The data and marketing industry is missing a “cohesive strategy” for promoting and running apprenticeship programmes, according to the Data & Marketing Association (DMA).
Speaking at the start of National Apprenticeships Week (8 to 14 February), the organisation believes there is yet to be a “unified and sustained push” to lead the data and marketing experts of tomorrow towards apprenticeships.
As a result, DMA Talent is teaming up with training company The JGA Group to deliver accredited apprenticeship training as part of a plan to widen access for marketing apprentices.
This means that, from March onwards, apprentices will be able to access content from the Institute of Data & Marketing (IDM) as part of their training.
“Apprenticeships need to become part of the overall talent strategy – driven by the boardroom so they become embedded into the DNA of a business,” says general manager of DMA Talent, Kate Burnett.
“With more support and guidance for businesses, we can increase the number of apprentices across the industry. But we must improve senior stakeholder buy-in, improve understanding of the apprenticeship levy and help organisations to discover accredited training providers.”
Official statistics indicate support for apprenticeships at all levels has been hit by the pandemic. Figures from the Department for Education show that between 23 March and 31 July 2020 in England, 58,160 apprentices started their training, down from 107,750 during the same period in 2019. Apprenticeships for the under-19s were particularly affected, decreasing by over two-thirds compared to the same period last year.
To learn more about the state of the apprenticeship sector, the DMA conducted research with 17 senior professionals across the data and marketing industry. It found there are 16 data and marketing apprenticeships on offer nationwide, yet many aspiring young marketers still can’t see a clear route into a suitable role that will develop their skills, while others are unaware of the training opportunities.
From a company perspective, issues persist around boardrooms being difficult to engage for programme development and funding, while organisations are also struggling to find accredited training providers.
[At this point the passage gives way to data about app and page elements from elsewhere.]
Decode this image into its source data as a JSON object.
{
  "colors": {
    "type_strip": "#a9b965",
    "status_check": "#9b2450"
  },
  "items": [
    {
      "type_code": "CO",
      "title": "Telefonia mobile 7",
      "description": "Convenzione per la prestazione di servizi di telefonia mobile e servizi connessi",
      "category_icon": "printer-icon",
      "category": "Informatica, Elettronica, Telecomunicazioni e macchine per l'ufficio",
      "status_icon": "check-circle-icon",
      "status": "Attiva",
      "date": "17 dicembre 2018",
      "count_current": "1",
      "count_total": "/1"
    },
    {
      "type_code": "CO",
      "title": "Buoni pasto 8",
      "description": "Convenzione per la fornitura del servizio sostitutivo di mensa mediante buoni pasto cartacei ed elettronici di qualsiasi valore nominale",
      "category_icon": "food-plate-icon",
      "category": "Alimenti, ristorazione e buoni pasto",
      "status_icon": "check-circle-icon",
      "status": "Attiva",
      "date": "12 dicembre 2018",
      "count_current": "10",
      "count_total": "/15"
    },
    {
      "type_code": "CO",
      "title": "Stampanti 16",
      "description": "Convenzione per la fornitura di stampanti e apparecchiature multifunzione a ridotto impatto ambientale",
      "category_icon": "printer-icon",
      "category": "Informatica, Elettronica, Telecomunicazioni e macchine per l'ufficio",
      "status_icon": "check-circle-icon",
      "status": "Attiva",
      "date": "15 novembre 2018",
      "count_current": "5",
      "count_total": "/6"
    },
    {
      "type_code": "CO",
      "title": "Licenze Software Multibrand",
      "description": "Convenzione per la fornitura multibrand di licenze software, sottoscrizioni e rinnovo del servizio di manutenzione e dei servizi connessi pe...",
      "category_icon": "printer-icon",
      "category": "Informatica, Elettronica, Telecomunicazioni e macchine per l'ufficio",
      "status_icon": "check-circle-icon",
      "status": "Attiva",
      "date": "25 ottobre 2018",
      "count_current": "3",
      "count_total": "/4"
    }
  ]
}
Furthermore, the research identifies departmental differences between HR and marketing in terms of apprentices’ roles and learning.
The DMA also believes government communications must be clearer, as analysis of the interviews found confusion about what the apprenticeship levy can be used for.
In addition, the report suggests the structure of apprenticeships needs to be reviewed to allow for a better balance between work and study time. The DMA found “widespread consternation” among employers about the current requirement that every programme must allocate a minimum of 20% of an apprentice’s time to study.
The DMA is now calling for a “concerted effort” from everyone across the industry to ensure young people have the opportunity to begin a career in data and marketing. Going forward, the organisation has committed to promote the benefits of employing apprentices to firms, share best practice, provide ad hoc training for line managers and help define the apprenticeship endpoint.